It’s estimated that 10% of Hispanic Americans have diabetes. A recent study by the American Heart Association showed that Hispanic American adults are twice as likely to develop Type 2 diabetes when compared to non-Hispanic, white Americans. Here are more statistics on the risk of chronic kidney disease in the Hispanic American community:
- Mexican American patients with diabetes are 4.5-6.6 times more likely to develop kidney disease than non-Hispanic white Americans.
- About one third of Hispanic Americans with diabetes don’t know they have it.
- Among Mexican American and Puerto Rican American adults, diabetes is twice as common as in non-Hispanic, white adults.
Native Americans and the risk of chronic kidney disease
Native Americans (including American Indians and Alaska natives) make up 1.5% of the U.S. population and they have the highest rate of diabetes and chronic kidney disease compared to other ethnic groups.
Patients diagnosed with diabetes in Native American communities are increasing at a staggering rate. According to the International Society of Nephrology, diabetes was virtually unknown among Native Americans prior to World War II. Currently, 9% of Native Americans age 20 years and older are diabetic. Between 10-21% of people with diabetes develop chronic kidney disease, but the rate for Native Americans is increasing. Chronic kidney disease is six times higher for Native Americans than non-Native Americans. Below are more facts about the affect of kidney disease on Native Americans:
- Native Americans develop kidney disease approximately 6 years younger than white Americans.
- Diabetes mortality among Native Americans is three times higher verses non-Native Americans.
- Approximately 19% of Native Americans aged 45- 64 years old are diabetic.
- About 40% of Navajo people over 45 years of age have diabetes.
Chronic kidney disease, diabetes and high blood pressure: silent symptoms
Not being able to recognize the symptoms can be part of the problem. Diabetes, high blood pressure and kidney disease may not have noticeable symptoms until the disease has progressed. It is important to keep regular doctor’s appointments, take your prescribed medications and eat a kidney-friendly diet as instructed by a dietitian.
Helping your kidneys
Being proactive can help maintain kidney function. Here are some helpful tips to maintain a healthy life:
- Keep scheduled doctors appointments
- Take prescribed medicine correctly
- Consult your doctor before taking over the counter medication. It may interfere with prescribed medication.
- Avoid using herbal products
- Maintain a healthy weight
- Exercise can lower high blood pressure, which helps your heart and kidneys.
- Consult a dietitian and follow a healthy diet that takes into consideration your kidneys and health status
- Do not smoke
- Limit or avoid drinking alcohol
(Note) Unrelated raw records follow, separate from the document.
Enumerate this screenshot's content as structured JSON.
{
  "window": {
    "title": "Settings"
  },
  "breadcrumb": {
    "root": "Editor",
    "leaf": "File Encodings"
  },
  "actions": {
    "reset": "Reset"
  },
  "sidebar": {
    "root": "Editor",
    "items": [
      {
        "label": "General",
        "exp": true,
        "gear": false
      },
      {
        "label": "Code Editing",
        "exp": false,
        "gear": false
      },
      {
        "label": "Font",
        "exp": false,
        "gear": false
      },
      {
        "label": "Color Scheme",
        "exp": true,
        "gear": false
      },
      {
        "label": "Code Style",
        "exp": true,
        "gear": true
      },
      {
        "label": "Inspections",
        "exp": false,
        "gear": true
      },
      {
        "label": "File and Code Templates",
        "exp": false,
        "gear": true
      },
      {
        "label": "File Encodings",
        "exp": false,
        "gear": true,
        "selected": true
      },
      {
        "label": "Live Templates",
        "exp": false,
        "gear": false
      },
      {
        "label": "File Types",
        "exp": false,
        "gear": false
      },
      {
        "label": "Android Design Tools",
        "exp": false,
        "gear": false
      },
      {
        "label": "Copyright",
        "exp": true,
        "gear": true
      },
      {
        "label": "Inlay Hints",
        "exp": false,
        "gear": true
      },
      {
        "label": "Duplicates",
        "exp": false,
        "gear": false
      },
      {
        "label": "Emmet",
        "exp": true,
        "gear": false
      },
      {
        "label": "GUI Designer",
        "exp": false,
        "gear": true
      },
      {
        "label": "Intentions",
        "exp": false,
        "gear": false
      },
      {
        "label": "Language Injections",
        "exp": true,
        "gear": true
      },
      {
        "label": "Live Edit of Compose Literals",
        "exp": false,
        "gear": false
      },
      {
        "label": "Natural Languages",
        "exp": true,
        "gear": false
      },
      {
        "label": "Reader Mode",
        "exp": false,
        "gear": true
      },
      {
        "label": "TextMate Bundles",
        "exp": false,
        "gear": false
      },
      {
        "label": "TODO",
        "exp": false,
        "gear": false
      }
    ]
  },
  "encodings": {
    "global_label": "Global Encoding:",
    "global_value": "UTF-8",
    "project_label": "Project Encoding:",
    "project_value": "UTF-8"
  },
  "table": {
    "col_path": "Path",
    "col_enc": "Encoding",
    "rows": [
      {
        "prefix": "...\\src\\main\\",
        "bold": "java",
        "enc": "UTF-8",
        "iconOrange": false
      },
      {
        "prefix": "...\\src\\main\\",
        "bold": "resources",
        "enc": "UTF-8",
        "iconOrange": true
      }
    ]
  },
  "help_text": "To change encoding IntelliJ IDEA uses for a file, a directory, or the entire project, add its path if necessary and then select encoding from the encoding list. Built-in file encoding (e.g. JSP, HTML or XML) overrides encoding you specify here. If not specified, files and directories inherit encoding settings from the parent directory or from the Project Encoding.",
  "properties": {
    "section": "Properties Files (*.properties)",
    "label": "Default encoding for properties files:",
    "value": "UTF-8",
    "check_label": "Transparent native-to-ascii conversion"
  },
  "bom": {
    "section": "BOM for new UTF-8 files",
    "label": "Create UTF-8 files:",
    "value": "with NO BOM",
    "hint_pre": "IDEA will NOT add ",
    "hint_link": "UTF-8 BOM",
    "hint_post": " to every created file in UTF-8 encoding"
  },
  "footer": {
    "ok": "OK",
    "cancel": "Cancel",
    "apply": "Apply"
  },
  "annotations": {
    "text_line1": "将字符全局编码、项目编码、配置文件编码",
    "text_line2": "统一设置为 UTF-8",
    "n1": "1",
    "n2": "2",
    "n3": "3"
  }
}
African Americans, Hispanic Americans, Native Americans and Asian Americans have an increased risk of diabetes and high blood pressure, both of which are the two leading causes of chronic kidney disease. Many cases of diabetes, high blood pressure and kidney disease can go undiagnosed. It’s important to check your kidney function by a doctor when you are at high risk of chronic kidney disease. There are many ways to help control the complications that cause it. Being more kidney-minded can help maintain function and slow the progression of chronic kidney disease.
Related articles on DaVita.com